Russia’s largest chains are still expanding geographically. The leading federal retailers have been increasing the numbers of their stores beyond the Urals and in Siberia. In 2017, “X5 Retail Group” opened its first stores in Yamalo-Nenets Autonomous District, Altai Krai and other regions, and is planning to enter the market of Tomsk region in the first half of 2018. “Lenta” continued to expand its presence in Siberia, in particular through purchasing supermarkets of “Holiday” Group. The number of outlets in the Urals and Siberia were increased by “Verny (Loyal)”, “Magnit” (convenience stores in Krasnoyarsk) and others. Siberian retailers “Svetofor (Traffic Lights)” and “Yarche! (Brighter!)”, on the other hand, entered the Moscow market in the past year, whereas “Krasnoe i Beloe” retail chain has been actively developing in Saint Petersburg, the Southern Federal District and a number of other regions.
Technological development of retail has been taking place – increased workload of food retail chains and the implementation of online cash registers led to considerable investments in IT being required. For instance, the share of IT costs by the Russian major retailer “X5 Retail Group” reached 10% in 2017. The use of big data, face recognition, security, product availability control, self-service cash registers, the work of logistics centres, online cash registers, and electronic document management – these are only some of the ways of technology application in modern retail. In addition, the interest towards IT is increased by retailers opening online stores.

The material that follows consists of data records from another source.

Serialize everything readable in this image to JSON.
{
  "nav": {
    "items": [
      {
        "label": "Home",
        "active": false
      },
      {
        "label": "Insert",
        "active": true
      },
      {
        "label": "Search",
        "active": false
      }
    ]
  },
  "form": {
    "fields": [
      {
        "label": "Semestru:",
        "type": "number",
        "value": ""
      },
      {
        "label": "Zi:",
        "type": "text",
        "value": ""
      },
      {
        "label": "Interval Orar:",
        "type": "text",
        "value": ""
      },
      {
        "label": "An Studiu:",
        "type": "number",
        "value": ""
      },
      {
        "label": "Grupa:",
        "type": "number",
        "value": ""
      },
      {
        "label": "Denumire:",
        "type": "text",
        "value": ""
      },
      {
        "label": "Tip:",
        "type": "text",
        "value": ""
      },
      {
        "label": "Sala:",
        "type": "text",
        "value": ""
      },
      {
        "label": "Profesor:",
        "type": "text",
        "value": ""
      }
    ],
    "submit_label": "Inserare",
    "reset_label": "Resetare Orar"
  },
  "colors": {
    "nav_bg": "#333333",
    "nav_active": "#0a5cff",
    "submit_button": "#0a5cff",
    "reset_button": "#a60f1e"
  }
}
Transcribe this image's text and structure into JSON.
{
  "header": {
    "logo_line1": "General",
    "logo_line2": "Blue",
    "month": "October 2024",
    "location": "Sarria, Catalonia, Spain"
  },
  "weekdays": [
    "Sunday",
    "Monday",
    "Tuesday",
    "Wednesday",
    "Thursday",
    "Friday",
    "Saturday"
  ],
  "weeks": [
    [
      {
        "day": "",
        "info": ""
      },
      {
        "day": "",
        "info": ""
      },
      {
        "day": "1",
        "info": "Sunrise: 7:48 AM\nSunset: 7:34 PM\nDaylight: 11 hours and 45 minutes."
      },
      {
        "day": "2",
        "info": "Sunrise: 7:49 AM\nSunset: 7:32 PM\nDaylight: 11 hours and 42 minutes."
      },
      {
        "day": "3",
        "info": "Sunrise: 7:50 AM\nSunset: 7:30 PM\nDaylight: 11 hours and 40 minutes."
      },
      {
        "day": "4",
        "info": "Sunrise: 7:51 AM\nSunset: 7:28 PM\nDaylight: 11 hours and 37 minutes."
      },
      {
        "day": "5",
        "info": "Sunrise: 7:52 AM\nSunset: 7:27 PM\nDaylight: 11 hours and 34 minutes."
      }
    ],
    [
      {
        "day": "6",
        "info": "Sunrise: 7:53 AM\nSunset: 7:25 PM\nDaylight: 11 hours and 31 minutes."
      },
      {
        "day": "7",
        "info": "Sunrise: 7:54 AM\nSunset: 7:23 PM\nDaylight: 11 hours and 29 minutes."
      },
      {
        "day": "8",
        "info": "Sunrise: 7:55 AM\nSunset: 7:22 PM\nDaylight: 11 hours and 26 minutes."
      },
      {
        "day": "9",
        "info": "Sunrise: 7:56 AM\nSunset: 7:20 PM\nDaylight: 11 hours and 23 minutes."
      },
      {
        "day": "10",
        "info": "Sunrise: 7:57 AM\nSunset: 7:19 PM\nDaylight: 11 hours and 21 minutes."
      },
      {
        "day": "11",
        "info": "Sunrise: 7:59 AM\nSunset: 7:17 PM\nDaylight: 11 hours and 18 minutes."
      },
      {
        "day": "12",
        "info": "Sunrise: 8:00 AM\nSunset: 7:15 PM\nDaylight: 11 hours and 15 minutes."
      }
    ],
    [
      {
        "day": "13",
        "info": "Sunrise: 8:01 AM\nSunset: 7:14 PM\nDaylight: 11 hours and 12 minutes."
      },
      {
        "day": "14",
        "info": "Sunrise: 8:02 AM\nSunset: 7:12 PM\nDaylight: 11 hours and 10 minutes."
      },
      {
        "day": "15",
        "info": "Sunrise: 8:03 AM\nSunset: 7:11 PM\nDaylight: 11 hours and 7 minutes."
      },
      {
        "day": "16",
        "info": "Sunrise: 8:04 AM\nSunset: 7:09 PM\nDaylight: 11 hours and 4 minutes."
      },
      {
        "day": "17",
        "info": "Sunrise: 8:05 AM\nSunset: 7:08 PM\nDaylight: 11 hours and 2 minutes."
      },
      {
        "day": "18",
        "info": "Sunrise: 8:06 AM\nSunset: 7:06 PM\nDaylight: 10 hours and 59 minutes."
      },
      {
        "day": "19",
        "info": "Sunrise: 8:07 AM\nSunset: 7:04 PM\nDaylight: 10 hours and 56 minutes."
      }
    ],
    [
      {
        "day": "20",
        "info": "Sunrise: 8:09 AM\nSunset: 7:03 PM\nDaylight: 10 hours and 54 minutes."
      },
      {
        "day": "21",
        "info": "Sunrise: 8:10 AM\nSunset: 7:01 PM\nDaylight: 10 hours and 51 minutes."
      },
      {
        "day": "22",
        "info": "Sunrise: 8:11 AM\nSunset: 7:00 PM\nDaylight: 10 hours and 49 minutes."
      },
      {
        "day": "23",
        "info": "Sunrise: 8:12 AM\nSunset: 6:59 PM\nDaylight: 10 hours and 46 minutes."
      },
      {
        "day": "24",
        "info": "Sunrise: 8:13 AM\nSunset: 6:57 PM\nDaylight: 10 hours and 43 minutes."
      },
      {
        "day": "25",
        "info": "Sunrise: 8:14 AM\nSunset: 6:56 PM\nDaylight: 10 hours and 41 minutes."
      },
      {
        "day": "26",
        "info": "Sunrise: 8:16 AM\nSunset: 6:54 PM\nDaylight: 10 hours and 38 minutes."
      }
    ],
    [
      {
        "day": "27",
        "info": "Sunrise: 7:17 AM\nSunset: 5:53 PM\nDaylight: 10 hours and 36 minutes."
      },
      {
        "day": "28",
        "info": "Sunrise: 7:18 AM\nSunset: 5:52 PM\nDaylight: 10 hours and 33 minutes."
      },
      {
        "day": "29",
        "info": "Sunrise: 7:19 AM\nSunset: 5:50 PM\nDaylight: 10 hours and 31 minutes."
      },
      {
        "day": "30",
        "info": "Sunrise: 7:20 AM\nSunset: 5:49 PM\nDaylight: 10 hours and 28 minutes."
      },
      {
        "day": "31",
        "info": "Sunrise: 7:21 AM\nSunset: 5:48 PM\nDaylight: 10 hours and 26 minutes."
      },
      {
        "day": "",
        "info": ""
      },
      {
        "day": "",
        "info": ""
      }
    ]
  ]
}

In 2017, online stores were launched by “Perekrestok (Crossroads)” and “Globus (Globe)”; “Ozon” began to trade products of the ‘fresh’ category; and “Auchan” along a number of other chains reported being interested in online trade as well.
Retailers have been increasingly actively cooperating with startup companies and even creating their own business incubators – retail trade is gradually becoming one of the most technologically advanced sectors of the Russian economy.
Key trends also include ‘discounterisation’ of regional retail markets. Decreasing real household incomes and active development of federal networks result in forced retreat of regional networks into the segment of ‘soft’ and ‘hard’ discounters, food marketplaces and the like. Consumers who have to save due to decreased incomes and growing prices on food products have been increasingly choosing discounters as their main stores for food purchases.
Since late 2014, large Siberian retailers have been actively developing discounters, and Krasnoyarsk “Svetofor”, which entered the market of Moscow and Moscow region in 2017, continues to actively increase the number of establishments and revenue, being part of the 20 largest chains in Russia.
Last but not least, one of the main trends of the recent years has been the emergence of food service points and full-cycle meal production within private label development. Whereas in the past takeaway counters were typically only present at large premium chains and hypermarkets, nowadays they can be found in small convenience stores as well as in chains with no premium target audience (“Yarche!”, “Ya Lyubimy (My Beloved Self)” and others). Operation of catering points at stores is organised differently: large retailers tend to establish cookery departments which supply foods to outlets (“Azbuka Vkusa (The ABC of Taste)”), whereas in some retail chains production takes place locally at the given outlet (hypermarkets and convenience stores with smaller product ranges). Real food courts are created by the largest hypermarket chains within their stores (e.g. “Globus”).
Analytical Group Leader
“RBC Market Research”